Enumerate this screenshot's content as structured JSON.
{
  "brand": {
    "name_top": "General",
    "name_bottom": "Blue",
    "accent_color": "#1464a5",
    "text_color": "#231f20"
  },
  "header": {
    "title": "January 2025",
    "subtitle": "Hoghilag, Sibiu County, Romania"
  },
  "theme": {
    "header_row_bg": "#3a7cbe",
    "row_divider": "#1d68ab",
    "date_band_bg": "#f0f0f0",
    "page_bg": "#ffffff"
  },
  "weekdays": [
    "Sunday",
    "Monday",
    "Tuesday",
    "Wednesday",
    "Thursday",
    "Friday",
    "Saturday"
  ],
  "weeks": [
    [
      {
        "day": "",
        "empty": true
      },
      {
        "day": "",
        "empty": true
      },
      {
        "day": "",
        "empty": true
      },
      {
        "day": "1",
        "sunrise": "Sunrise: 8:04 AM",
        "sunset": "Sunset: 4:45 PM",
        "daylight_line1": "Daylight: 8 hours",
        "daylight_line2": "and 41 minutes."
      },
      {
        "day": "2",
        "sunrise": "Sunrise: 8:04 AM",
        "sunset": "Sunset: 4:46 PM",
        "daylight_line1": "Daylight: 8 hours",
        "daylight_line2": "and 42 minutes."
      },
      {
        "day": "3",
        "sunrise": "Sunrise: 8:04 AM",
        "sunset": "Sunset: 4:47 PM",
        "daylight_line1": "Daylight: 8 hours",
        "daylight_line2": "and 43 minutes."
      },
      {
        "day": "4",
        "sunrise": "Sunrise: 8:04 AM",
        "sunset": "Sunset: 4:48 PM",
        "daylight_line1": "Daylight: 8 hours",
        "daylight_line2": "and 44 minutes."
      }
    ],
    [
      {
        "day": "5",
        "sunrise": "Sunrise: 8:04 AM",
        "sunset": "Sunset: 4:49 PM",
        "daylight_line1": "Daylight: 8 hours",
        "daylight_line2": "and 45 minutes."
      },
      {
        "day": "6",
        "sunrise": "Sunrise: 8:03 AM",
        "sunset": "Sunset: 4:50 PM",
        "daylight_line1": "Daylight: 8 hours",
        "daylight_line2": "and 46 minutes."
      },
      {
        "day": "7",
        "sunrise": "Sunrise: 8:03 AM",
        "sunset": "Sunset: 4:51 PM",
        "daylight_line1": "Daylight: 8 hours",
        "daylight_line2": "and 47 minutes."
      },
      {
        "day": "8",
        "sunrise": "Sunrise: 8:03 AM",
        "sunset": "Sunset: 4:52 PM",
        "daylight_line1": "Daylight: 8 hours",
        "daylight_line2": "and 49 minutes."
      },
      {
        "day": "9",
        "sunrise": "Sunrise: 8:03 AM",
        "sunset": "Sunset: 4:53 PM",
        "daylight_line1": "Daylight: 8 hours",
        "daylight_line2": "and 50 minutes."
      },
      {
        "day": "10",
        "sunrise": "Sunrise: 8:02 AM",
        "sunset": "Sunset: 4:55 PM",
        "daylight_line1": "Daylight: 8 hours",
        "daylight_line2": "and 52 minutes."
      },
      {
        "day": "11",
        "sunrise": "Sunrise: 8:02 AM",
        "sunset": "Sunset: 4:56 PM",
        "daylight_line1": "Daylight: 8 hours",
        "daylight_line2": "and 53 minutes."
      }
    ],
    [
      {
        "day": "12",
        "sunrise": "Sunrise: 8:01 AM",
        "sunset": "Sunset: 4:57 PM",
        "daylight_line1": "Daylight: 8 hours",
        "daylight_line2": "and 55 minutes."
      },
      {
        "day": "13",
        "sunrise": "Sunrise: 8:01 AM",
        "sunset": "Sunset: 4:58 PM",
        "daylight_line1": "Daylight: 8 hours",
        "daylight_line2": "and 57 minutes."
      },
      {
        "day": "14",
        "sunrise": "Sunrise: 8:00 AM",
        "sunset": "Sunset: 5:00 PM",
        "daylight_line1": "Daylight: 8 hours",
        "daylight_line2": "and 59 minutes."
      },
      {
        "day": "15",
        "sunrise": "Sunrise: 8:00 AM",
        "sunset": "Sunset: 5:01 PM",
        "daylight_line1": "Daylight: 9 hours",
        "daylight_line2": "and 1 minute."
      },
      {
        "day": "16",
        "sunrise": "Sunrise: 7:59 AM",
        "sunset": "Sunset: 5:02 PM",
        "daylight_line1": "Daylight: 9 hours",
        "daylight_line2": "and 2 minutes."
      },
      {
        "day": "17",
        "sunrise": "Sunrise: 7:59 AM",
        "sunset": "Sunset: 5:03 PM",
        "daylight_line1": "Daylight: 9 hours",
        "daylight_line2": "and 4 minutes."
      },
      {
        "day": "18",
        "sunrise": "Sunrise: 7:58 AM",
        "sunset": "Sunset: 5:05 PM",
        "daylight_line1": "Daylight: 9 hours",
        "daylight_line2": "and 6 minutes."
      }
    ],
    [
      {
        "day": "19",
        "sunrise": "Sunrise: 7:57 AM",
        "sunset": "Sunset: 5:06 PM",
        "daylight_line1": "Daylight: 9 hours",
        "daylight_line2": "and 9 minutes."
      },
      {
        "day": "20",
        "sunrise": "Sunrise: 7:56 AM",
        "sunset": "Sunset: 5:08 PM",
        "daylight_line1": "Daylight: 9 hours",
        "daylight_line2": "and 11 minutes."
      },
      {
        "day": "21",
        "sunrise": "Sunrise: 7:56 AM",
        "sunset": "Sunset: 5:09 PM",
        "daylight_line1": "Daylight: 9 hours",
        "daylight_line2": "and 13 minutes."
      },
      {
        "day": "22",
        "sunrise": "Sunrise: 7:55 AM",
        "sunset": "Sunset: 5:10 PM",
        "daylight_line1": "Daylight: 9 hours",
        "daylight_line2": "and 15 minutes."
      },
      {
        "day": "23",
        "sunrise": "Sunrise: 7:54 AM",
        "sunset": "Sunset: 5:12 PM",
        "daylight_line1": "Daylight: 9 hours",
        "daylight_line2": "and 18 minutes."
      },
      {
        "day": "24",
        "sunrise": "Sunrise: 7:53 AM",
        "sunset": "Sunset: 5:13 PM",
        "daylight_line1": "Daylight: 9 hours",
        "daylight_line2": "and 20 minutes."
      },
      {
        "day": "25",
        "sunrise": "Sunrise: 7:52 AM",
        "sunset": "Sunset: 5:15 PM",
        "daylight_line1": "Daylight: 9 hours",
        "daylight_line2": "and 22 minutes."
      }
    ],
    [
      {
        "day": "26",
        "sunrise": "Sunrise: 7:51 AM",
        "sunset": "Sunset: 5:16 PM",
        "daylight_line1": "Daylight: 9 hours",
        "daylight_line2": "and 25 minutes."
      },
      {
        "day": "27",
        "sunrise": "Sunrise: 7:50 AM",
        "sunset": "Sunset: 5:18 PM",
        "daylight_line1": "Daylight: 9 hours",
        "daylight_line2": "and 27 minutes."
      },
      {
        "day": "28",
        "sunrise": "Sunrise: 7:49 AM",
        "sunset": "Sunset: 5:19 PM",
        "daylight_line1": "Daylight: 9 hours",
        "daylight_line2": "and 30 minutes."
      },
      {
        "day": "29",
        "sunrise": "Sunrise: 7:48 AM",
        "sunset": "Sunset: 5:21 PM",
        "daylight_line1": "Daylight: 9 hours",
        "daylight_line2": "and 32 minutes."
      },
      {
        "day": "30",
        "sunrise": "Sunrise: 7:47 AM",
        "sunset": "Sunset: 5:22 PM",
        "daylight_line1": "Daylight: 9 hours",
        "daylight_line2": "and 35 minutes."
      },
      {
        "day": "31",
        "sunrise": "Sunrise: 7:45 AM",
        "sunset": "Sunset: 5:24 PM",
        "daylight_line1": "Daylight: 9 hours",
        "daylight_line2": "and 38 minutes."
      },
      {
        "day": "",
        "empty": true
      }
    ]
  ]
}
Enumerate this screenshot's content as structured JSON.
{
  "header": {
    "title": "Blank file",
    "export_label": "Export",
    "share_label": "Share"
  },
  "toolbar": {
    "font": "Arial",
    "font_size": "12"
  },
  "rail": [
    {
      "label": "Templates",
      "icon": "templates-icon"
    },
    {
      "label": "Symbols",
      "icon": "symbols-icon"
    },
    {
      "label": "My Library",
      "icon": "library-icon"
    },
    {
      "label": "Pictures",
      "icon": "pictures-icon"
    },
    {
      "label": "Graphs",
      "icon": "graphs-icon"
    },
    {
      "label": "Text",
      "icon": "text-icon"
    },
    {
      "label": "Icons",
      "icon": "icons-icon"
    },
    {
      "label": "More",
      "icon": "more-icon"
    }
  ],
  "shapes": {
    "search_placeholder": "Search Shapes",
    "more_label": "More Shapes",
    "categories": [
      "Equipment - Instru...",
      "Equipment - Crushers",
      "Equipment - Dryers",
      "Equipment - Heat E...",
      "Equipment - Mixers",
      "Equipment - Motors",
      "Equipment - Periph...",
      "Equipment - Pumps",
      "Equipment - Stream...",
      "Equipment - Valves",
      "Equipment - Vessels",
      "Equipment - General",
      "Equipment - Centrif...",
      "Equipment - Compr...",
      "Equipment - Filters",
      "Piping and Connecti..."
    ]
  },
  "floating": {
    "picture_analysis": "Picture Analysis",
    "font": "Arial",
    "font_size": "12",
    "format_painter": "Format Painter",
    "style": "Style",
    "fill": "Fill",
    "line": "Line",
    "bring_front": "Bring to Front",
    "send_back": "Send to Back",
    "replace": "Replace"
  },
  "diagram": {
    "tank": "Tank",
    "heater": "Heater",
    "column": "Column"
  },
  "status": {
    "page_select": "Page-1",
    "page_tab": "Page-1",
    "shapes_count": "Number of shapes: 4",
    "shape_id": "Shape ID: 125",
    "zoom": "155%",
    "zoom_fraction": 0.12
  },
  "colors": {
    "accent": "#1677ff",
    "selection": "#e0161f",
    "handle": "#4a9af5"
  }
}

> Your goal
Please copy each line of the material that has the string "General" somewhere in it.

> Finished task
    "name_top": "General",
      "Equipment - General",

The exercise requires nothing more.